In the novel, Myracle touches on the biggest coming-of-age there is; falling in love for the first time. She writes about losing your virginity (and it being okay to wait for love, even when you're pushing 18). There's a sexting incident, but it's not blown up into a Danger! Danger! Danger! moral lesson - it's an expression of love between two people who are experimenting. There are also some wise-words between friends, as the difficult emotional path of love is navigated amidst family and life commitments; "It's what you feel, and guess what? Feelings are like three-year-olds. They're not rational. They're just there."

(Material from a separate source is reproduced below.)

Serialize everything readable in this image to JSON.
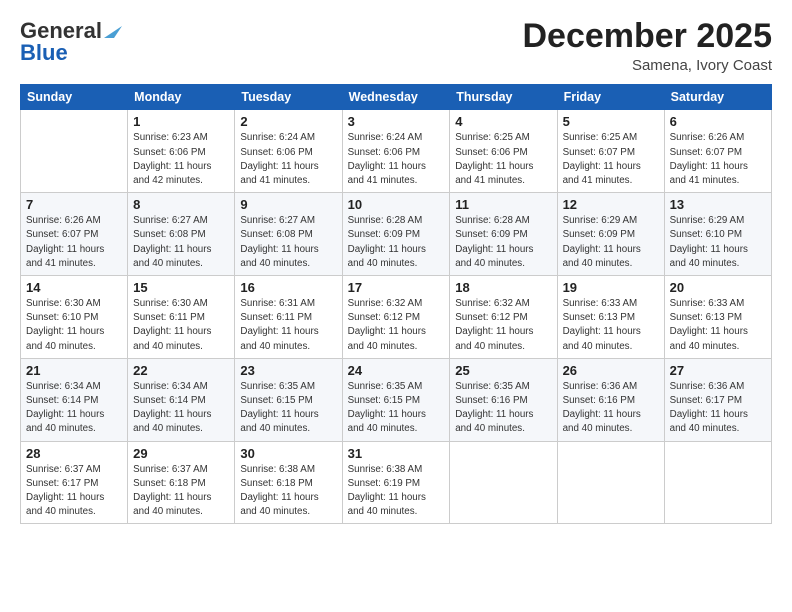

I recently read a great blog over at The Midnight Garden titled `Fiona Wood on Girls, Sex and Wildlife'. I agree with absolutely everything discussed in that post, about the prevalence of "carefully flawed" teenage characters and the lack of realistic sex scenes in YA. By contrast, `The Infinite Moment of Us' has some of those "carefully flawed" teen characters, and the sex scenes are lightly erotic without being vulgar (or ever really crossing over in `New Adult' territory) - I don't know how relatable Charlie and Wren's romance is for all their simpatico and idyllic first-time sexual encounters. It's actually interesting to note that while the book has been hailed by critics (making the Publishers Weekly best books of 2013 list) it seems to have divided teen readers. A glance on Goodreads shows a slew of 2 and 3-star ratings. Actually, quite a few teen readers are complaining that the book skims over meatier issues like foster care, child abuse, parental pressure etc. One reviewer even complained about the "endless lovey-dovey cheesy dialogue." Huh. Ok. Maybe it's a case of adults really loving this book for its portrayal of a more idyllic teen romance. Pretty interesting though that teen readers wish it had more (realistic?) tough-stuff and not so much of the gooey romance.

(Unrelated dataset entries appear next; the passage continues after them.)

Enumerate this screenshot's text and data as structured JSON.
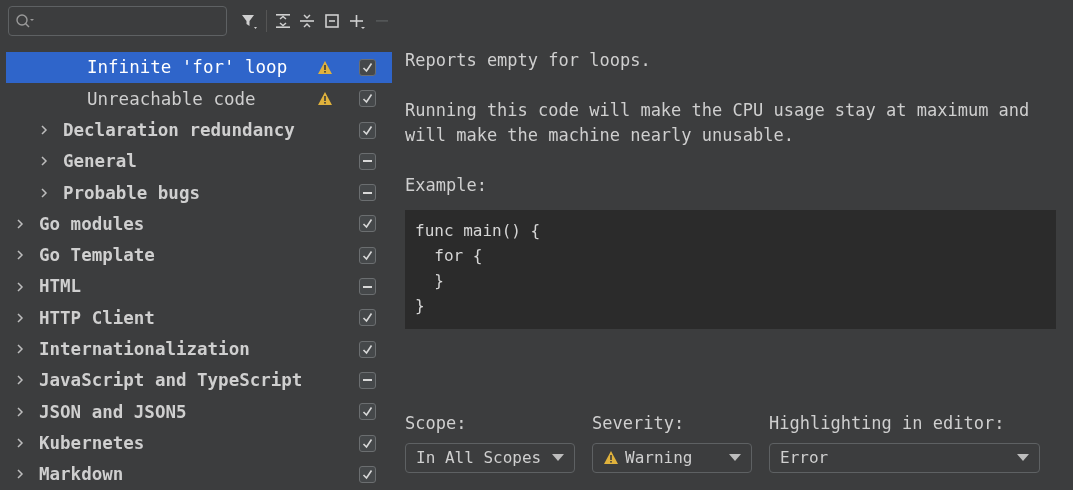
{
  "toolbar": {
    "buttons": [
      {
        "kind": "filter",
        "disabled": false
      },
      {
        "kind": "expand",
        "disabled": false
      },
      {
        "kind": "collapse",
        "disabled": false
      },
      {
        "kind": "reset",
        "disabled": false
      },
      {
        "kind": "add",
        "disabled": false
      },
      {
        "kind": "remove",
        "disabled": true
      }
    ]
  },
  "tree": [
    {
      "children": [
        {
          "children": [
            {
              "label": "Infinite 'for' loop",
              "selected": true,
              "warning": true,
              "checked": true,
              "partial": false
            },
            {
              "label": "Unreachable code",
              "selected": false,
              "warning": true,
              "checked": true,
              "partial": false
            }
          ]
        },
        {
          "label": "Declaration redundancy",
          "selected": false,
          "expanded": false,
          "checked": true,
          "partial": false
        },
        {
          "label": "General",
          "selected": false,
          "expanded": false,
          "checked": true,
          "partial": true
        },
        {
          "label": "Probable bugs",
          "selected": false,
          "expanded": false,
          "checked": true,
          "partial": true
        }
      ]
    },
    {
      "label": "Go modules",
      "selected": false,
      "expanded": false,
      "checked": true,
      "partial": false
    },
    {
      "label": "Go Template",
      "selected": false,
      "expanded": false,
      "checked": true,
      "partial": false
    },
    {
      "label": "HTML",
      "selected": false,
      "expanded": false,
      "checked": true,
      "partial": true
    },
    {
      "label": "HTTP Client",
      "selected": false,
      "expanded": false,
      "checked": true,
      "partial": false
    },
    {
      "label": "Internationalization",
      "selected": false,
      "expanded": false,
      "checked": true,
      "partial": false
    },
    {
      "label": "JavaScript and TypeScript",
      "selected": false,
      "expanded": false,
      "checked": true,
      "partial": true
    },
    {
      "label": "JSON and JSON5",
      "selected": false,
      "expanded": false,
      "checked": true,
      "partial": false
    },
    {
      "label": "Kubernetes",
      "selected": false,
      "expanded": false,
      "checked": true,
      "partial": false
    },
    {
      "label": "Markdown",
      "selected": false,
      "expanded": false,
      "checked": true,
      "partial": false
    }
  ],
  "description": {
    "paragraphs": [
      "Reports empty for loops.",
      "Running this code will make the CPU usage stay at maximum and will make the machine nearly unusable.",
      "Example:"
    ],
    "code": [
      "func main() {",
      "  for {",
      "  }",
      "}"
    ]
  },
  "options": [
    {
      "label": "Scope:",
      "value": "In All Scopes",
      "warning": false
    },
    {
      "label": "Severity:",
      "value": "Warning",
      "warning": true
    },
    {
      "label": "Highlighting in editor:",
      "value": "Error",
      "warning": false
    }
  ]
}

I, personally, felt like Myracle was writing more of a wish for teenagers - that they could be a bit more like Wren and Charlie. To take things slow, wait for it to feel right and start learning to listen to your feelings and express them to those you love. Maybe it's a bit twee, but I really responded to the quiet loveliness of the book where Myracle shines a light on a fairly simple first-time romance and the two very deserving, grounded young adults it happens to.